ropean continent has hap- tions, and the first proceedings pily, during the present year, left towards putting it into execution, no other employment to the Bri, we are furnished with no docutish land forces in this part of the ments from authority; but the world, than that of assisting in following concise narrative is rethe preservation of the external garded as in some degree official. tranquillity so dearly purchased; Early in this spring, Lord Exbut an unexpected circumstance mouth, the naval commander-inhas procured to the British navy chief in the Mediterranean, rethe opportunity of acquiring fresh ceived instructions to negociate laurels of no common splendor, with the Barbary powers, for

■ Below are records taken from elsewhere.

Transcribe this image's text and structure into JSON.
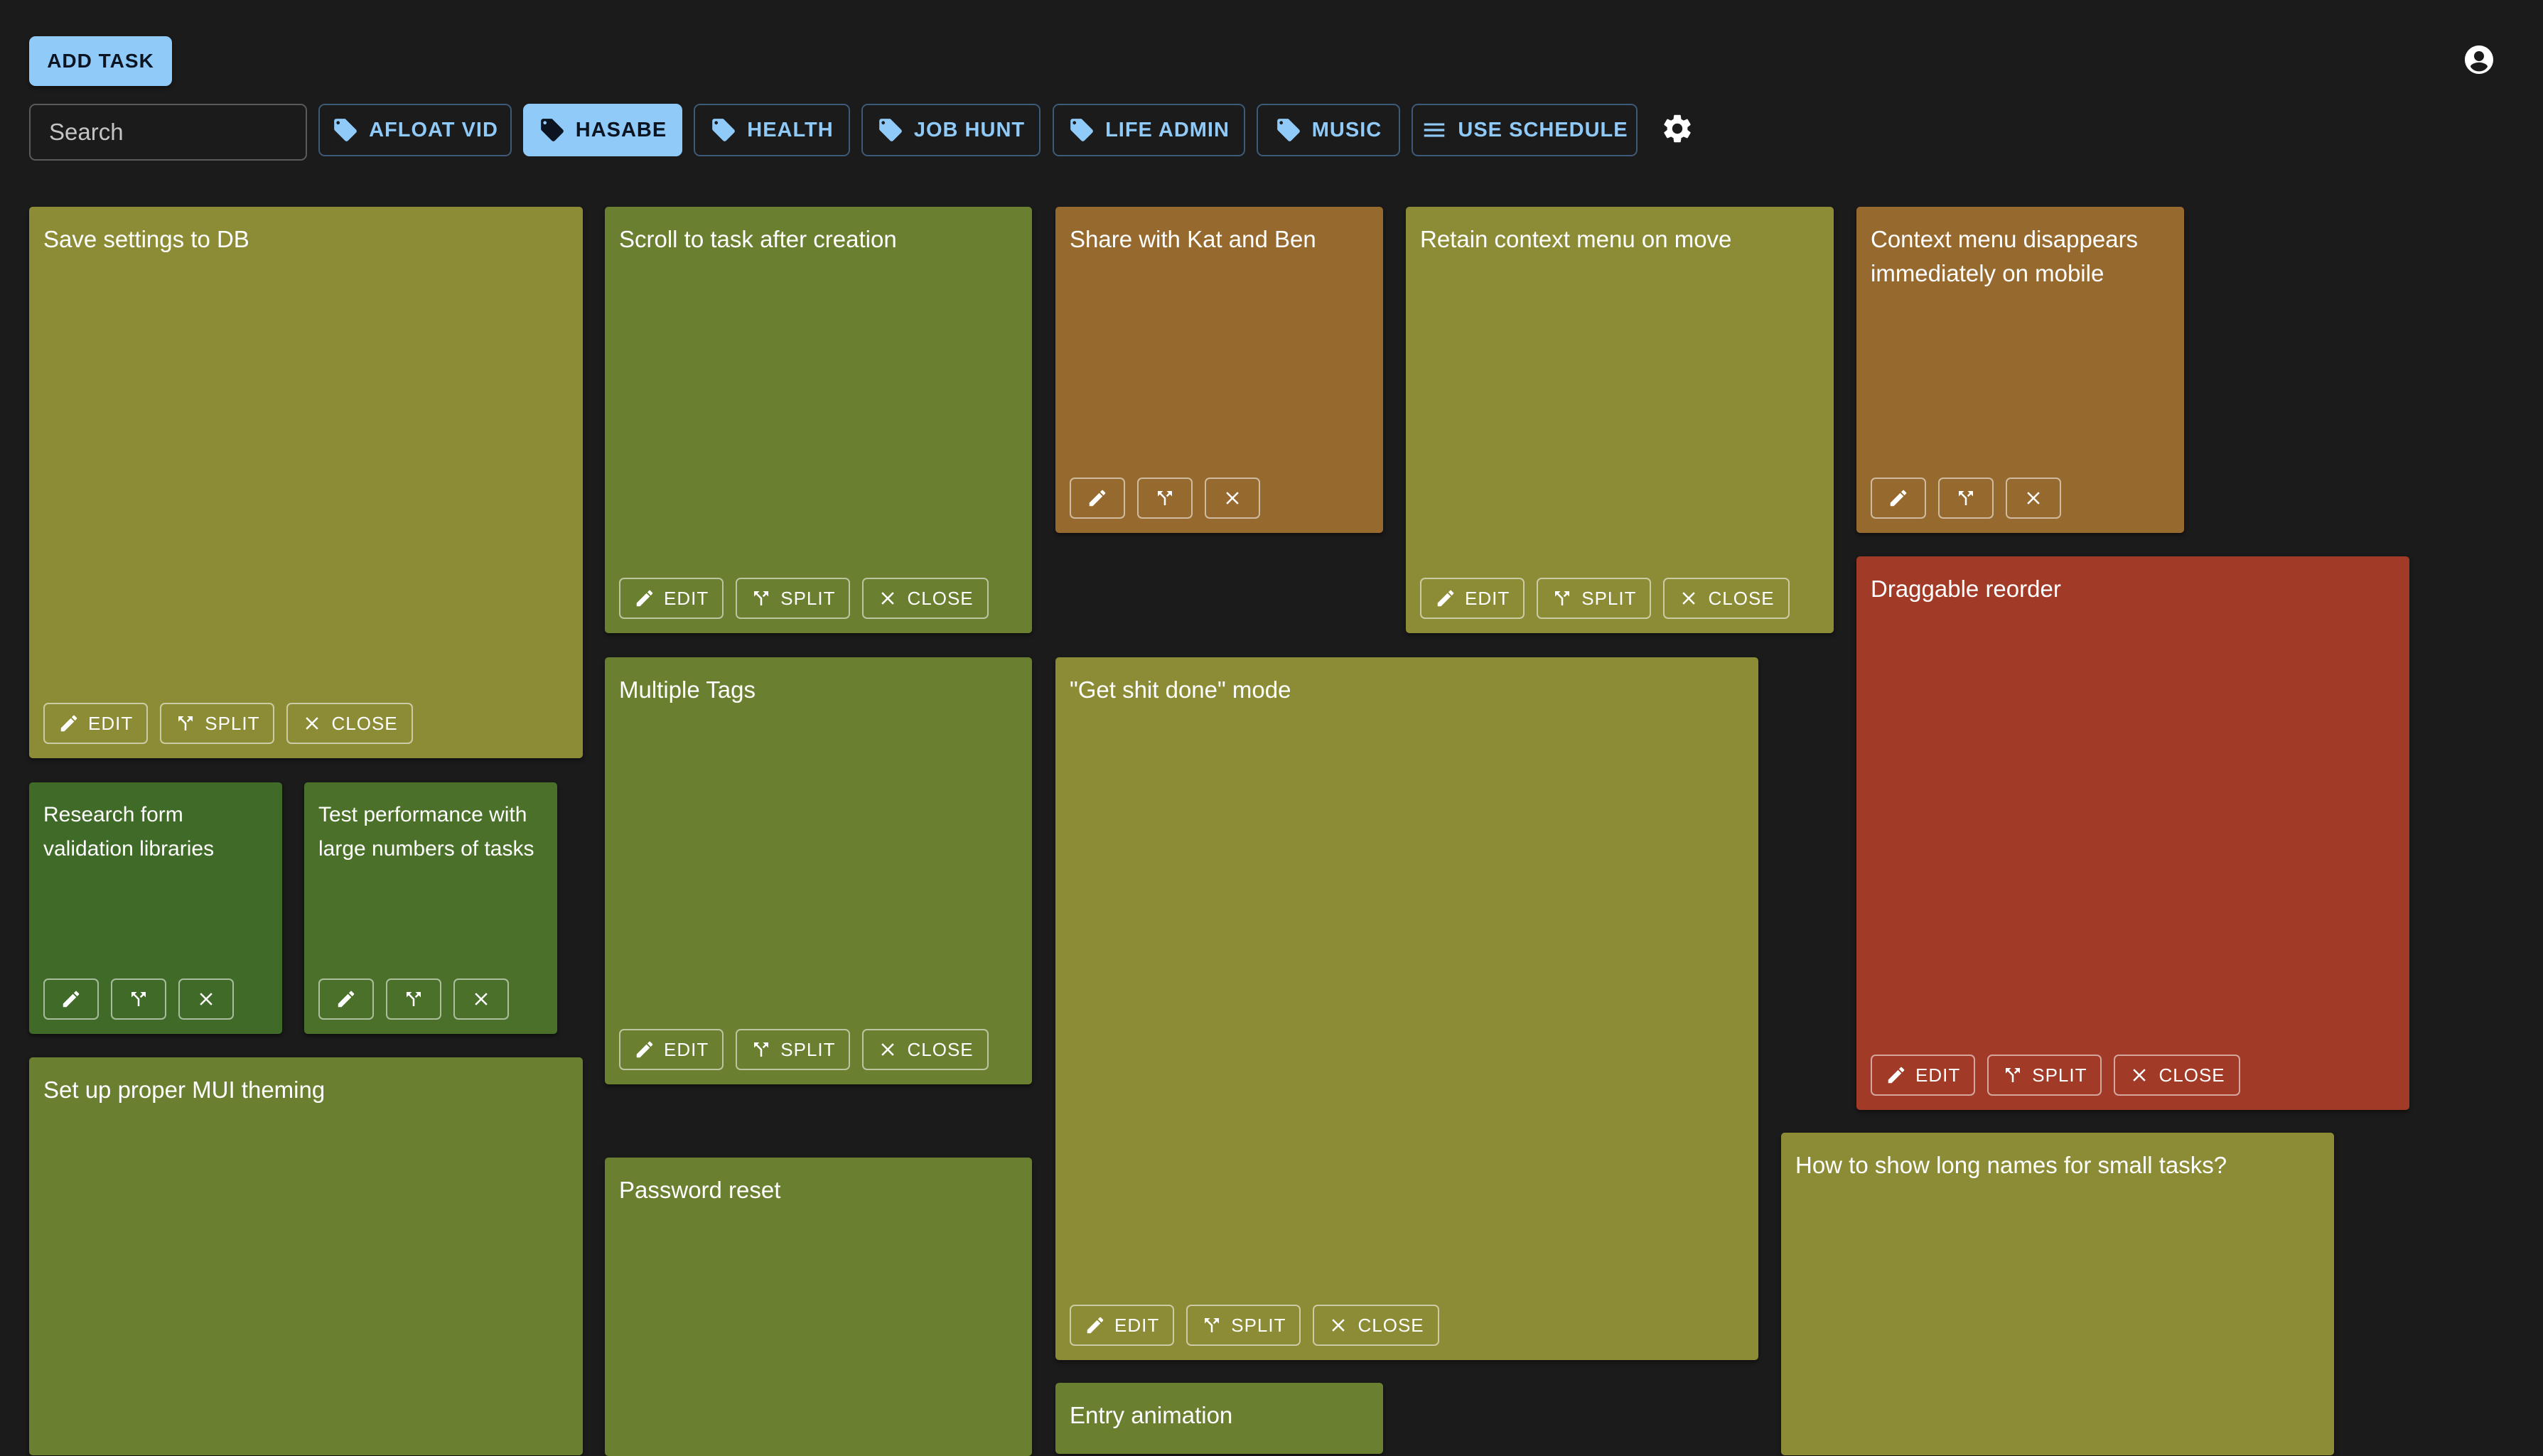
{
  "header": {
    "add_task_label": "ADD TASK",
    "search_placeholder": "Search",
    "settings_icon": "gear-icon",
    "account_icon": "account-circle-icon"
  },
  "tags": [
    {
      "label": "AFLOAT VID",
      "icon": "tag-icon",
      "active": false
    },
    {
      "label": "HASABE",
      "icon": "tag-icon",
      "active": true
    },
    {
      "label": "HEALTH",
      "icon": "tag-icon",
      "active": false
    },
    {
      "label": "JOB HUNT",
      "icon": "tag-icon",
      "active": false
    },
    {
      "label": "LIFE ADMIN",
      "icon": "tag-icon",
      "active": false
    },
    {
      "label": "MUSIC",
      "icon": "tag-icon",
      "active": false
    },
    {
      "label": "USE SCHEDULE",
      "icon": "menu-icon",
      "active": false
    }
  ],
  "actions": {
    "edit": "EDIT",
    "split": "SPLIT",
    "close": "CLOSE"
  },
  "colors": {
    "olive": "#8d8c36",
    "green": "#6a7f2f",
    "dark_green": "#3f6a28",
    "mid_green": "#4a7029",
    "orange": "#966a2e",
    "red": "#a13b28",
    "accent": "#90caf9",
    "background": "#1b1b1b"
  },
  "tasks": [
    {
      "title": "Save settings to DB",
      "color": "olive"
    },
    {
      "title": "Scroll to task after creation",
      "color": "green"
    },
    {
      "title": "Share with Kat and Ben",
      "color": "orange"
    },
    {
      "title": "Retain context menu on move",
      "color": "olive"
    },
    {
      "title": "Context menu disappears immediately on mobile",
      "color": "orange"
    },
    {
      "title": "Draggable reorder",
      "color": "red"
    },
    {
      "title": "Research form validation libraries",
      "color": "dark_green"
    },
    {
      "title": "Test performance with large numbers of tasks",
      "color": "mid_green"
    },
    {
      "title": "Multiple Tags",
      "color": "green"
    },
    {
      "title": "\"Get shit done\" mode",
      "color": "olive"
    },
    {
      "title": "Set up proper MUI theming",
      "color": "green"
    },
    {
      "title": "Password reset",
      "color": "green"
    },
    {
      "title": "How to show long names for small tasks?",
      "color": "olive"
    },
    {
      "title": "Entry animation",
      "color": "green"
    }
  ]
}
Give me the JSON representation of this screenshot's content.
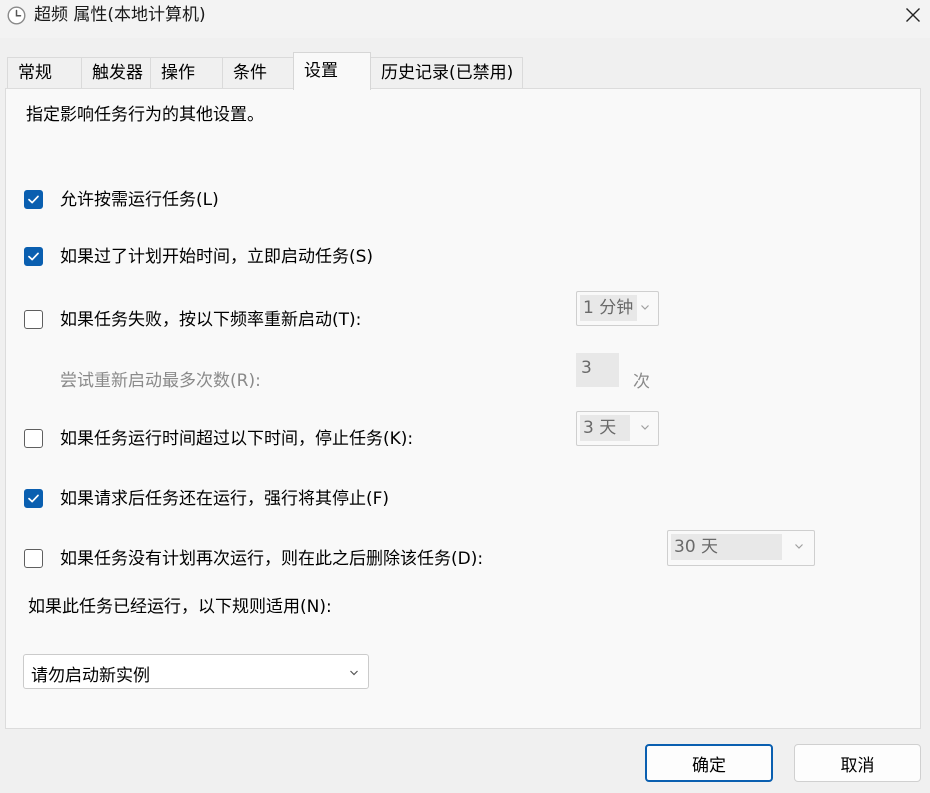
{
  "window": {
    "title": "超频 属性(本地计算机)"
  },
  "tabs": [
    "常规",
    "触发器",
    "操作",
    "条件",
    "设置",
    "历史记录(已禁用)"
  ],
  "settings": {
    "description": "指定影响任务行为的其他设置。",
    "allow_on_demand": {
      "label": "允许按需运行任务(L)",
      "checked": true
    },
    "run_asap_missed": {
      "label": "如果过了计划开始时间，立即启动任务(S)",
      "checked": true
    },
    "restart_on_fail": {
      "label": "如果任务失败，按以下频率重新启动(T):",
      "checked": false,
      "interval": "1 分钟"
    },
    "restart_attempts": {
      "label": "尝试重新启动最多次数(R):",
      "value": "3",
      "unit": "次"
    },
    "stop_if_runs_longer": {
      "label": "如果任务运行时间超过以下时间，停止任务(K):",
      "checked": false,
      "duration": "3 天"
    },
    "force_stop": {
      "label": "如果请求后任务还在运行，强行将其停止(F)",
      "checked": true
    },
    "delete_if_not_scheduled": {
      "label": "如果任务没有计划再次运行，则在此之后删除该任务(D):",
      "checked": false,
      "after": "30 天"
    },
    "running_rule": {
      "label": "如果此任务已经运行，以下规则适用(N):",
      "value": "请勿启动新实例"
    }
  },
  "buttons": {
    "ok": "确定",
    "cancel": "取消"
  },
  "colors": {
    "accent": "#0a5fb0",
    "panel": "#f9f9f9",
    "window": "#f0f0f0"
  }
}
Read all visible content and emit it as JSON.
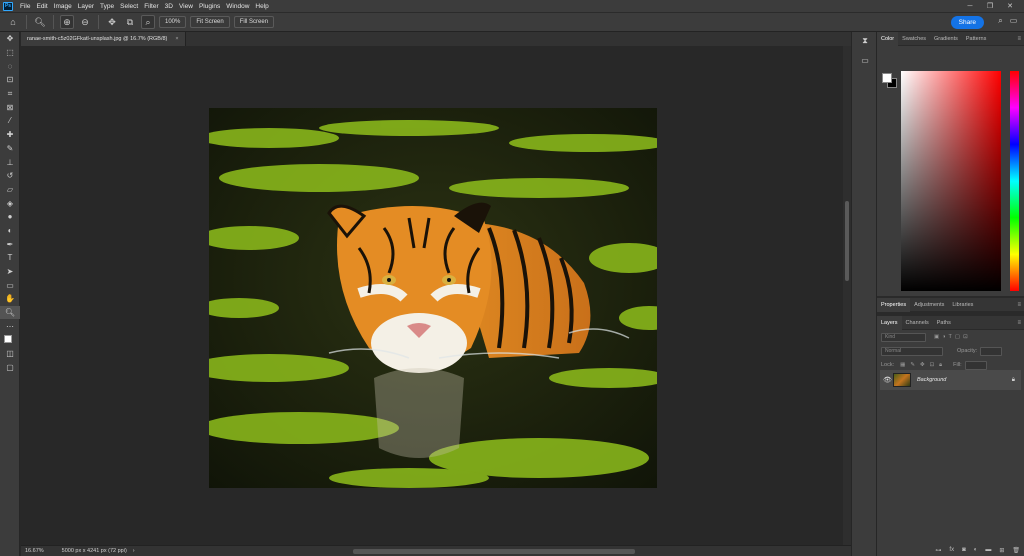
{
  "app": {
    "logo": "Ps"
  },
  "menu": [
    "File",
    "Edit",
    "Image",
    "Layer",
    "Type",
    "Select",
    "Filter",
    "3D",
    "View",
    "Plugins",
    "Window",
    "Help"
  ],
  "window_controls": [
    "─",
    "❐",
    "✕"
  ],
  "options": {
    "zoom_value": "100%",
    "fit_screen": "Fit Screen",
    "fill_screen": "Fill Screen",
    "share": "Share"
  },
  "document": {
    "tab_title": "ranae-smith-c5z02GFkatl-unsplash.jpg @ 16.7% (RGB/8)",
    "close": "×"
  },
  "status": {
    "zoom": "16.67%",
    "dimensions": "5000 px x 4241 px (72 ppi)",
    "arrow": "›"
  },
  "color_panel": {
    "tabs": [
      "Color",
      "Swatches",
      "Gradients",
      "Patterns"
    ],
    "active": "Color",
    "foreground": "#ffffff",
    "background": "#000000"
  },
  "props_panel": {
    "tabs": [
      "Properties",
      "Adjustments",
      "Libraries"
    ]
  },
  "layers_panel": {
    "tabs": [
      "Layers",
      "Channels",
      "Paths"
    ],
    "filter_placeholder": "Kind",
    "blend_mode": "Normal",
    "opacity_label": "Opacity:",
    "lock_label": "Lock:",
    "fill_label": "Fill:",
    "layers": [
      {
        "name": "Background",
        "visible": true,
        "locked": true
      }
    ]
  },
  "icons": {
    "home": "home-icon",
    "zoom": "zoom-icon"
  }
}
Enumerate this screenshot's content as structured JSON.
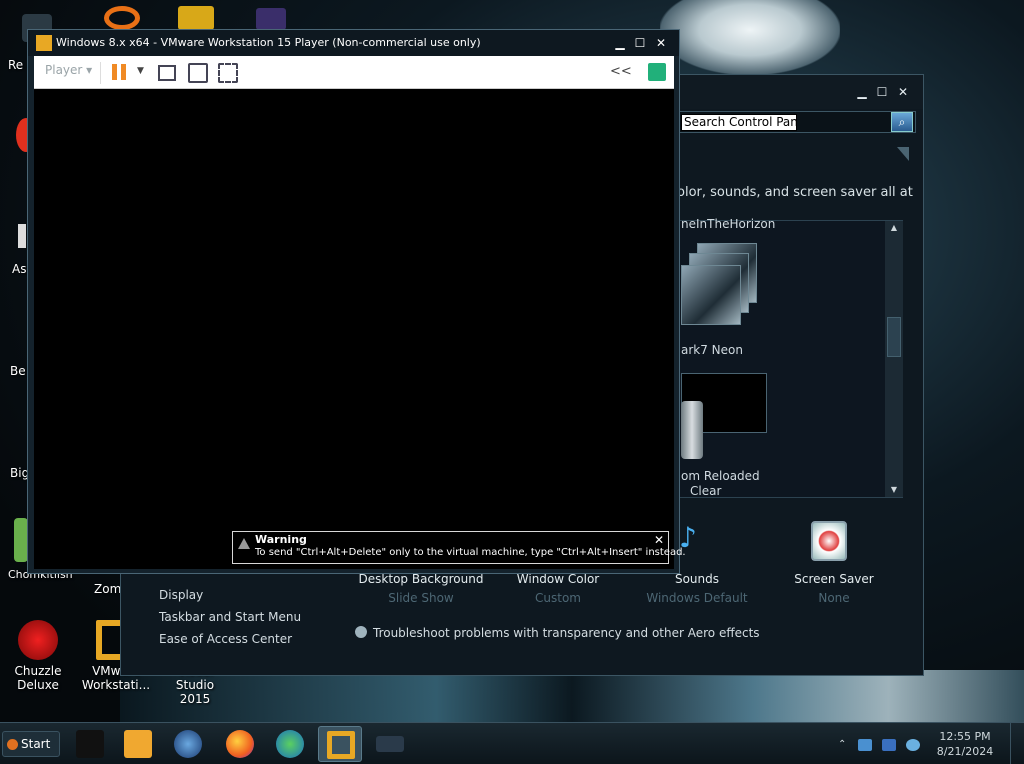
{
  "desktop": {
    "icons": [
      {
        "label_line1": "Chuzzle",
        "label_line2": "Deluxe"
      },
      {
        "label_line1": "VMware",
        "label_line2": "Workstati..."
      },
      {
        "label_line1": "Visual Studio",
        "label_line2": "2015"
      }
    ],
    "partial_labels": [
      "Re",
      "As",
      "Be",
      "Big",
      "Chomkitlish",
      "Zomb"
    ]
  },
  "control_panel": {
    "search_placeholder": "Search Control Panel",
    "description": "olor, sounds, and screen saver all at",
    "themes": {
      "group_label": "neInTheHorizon",
      "theme1": "ark7 Neon",
      "theme2_line1": "om Reloaded",
      "theme2_line2": "Clear"
    },
    "bottom_items": [
      {
        "name": "Desktop Background",
        "value": "Slide Show"
      },
      {
        "name": "Window Color",
        "value": "Custom"
      },
      {
        "name": "Sounds",
        "value": "Windows Default"
      },
      {
        "name": "Screen Saver",
        "value": "None"
      }
    ],
    "left_links": [
      "Display",
      "Taskbar and Start Menu",
      "Ease of Access Center"
    ],
    "troubleshoot": "Troubleshoot problems with transparency and other Aero effects"
  },
  "vmware": {
    "title": "Windows 8.x x64 - VMware Workstation 15 Player (Non-commercial use only)",
    "player_menu": "Player ▾",
    "back_label": "<<",
    "warning": {
      "title": "Warning",
      "body": "To send \"Ctrl+Alt+Delete\" only to the virtual machine, type \"Ctrl+Alt+Insert\" instead."
    }
  },
  "taskbar": {
    "start_label": "Start",
    "clock_time": "12:55 PM",
    "clock_date": "8/21/2024",
    "apps": [
      "terminal-app",
      "media-player-app",
      "globe-app",
      "firefox-app",
      "installer-app",
      "vmware-app",
      "device-app"
    ]
  },
  "colors": {
    "accent_orange": "#f08a24",
    "note_green": "#21b07a",
    "vm_title_icon": "#e8a824"
  }
}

It has long been a topic of re- treating the Ionian isles as Briproach, which foreigners have tish possessions, and also to mebrought against the boasted ina- diate a peace between these powers ritime supremacy, of England, and the kingdoms of Sardinia that the piratical states of Bar- and Naples ;, and further, if posbary have been suffered, to exer. sible, to procure a general aboli. cise their ferocious ravages upon tion of Christian slavery in Barall the inferior powers navigating bary. , The Dey of Algiers was the Mediterranean sea, without first applied to, and he readily any attempt on, the part of the consented to consider the Ionian mistress of the ocean to control isles as entitled to the privileges them, and reduce them within the of the British flag, and to make limits prescribed by the laws of peace with Naples and Sardinia ; civilized nations. The spirited but declined any overtures for . exertiòns of the United States of the abolition of the slavery of America in the last year, to en: captives. Lord Exmouth then force redress of the injuries they proceeded to Tunis and Tripoly, had sustained from these pirates, with the Beys of which he conwere calculated to excite invidjous cluded an arrangement similar to comparisons with respect to this that made with Algiers, relacountry, and either a feeling of tive to the two first objects; but national glory, or some other uns with the addition of a
declaration explained, motives, at length in on their part, promising in future spired a resolution in the British not to make slaves of prisoners governinent, to engage in earnest of war, but; to conform to the in that task, which the general practice of civilized European expectation seemed to assign it. nations. Lord Exmouth then reVol. LVIII.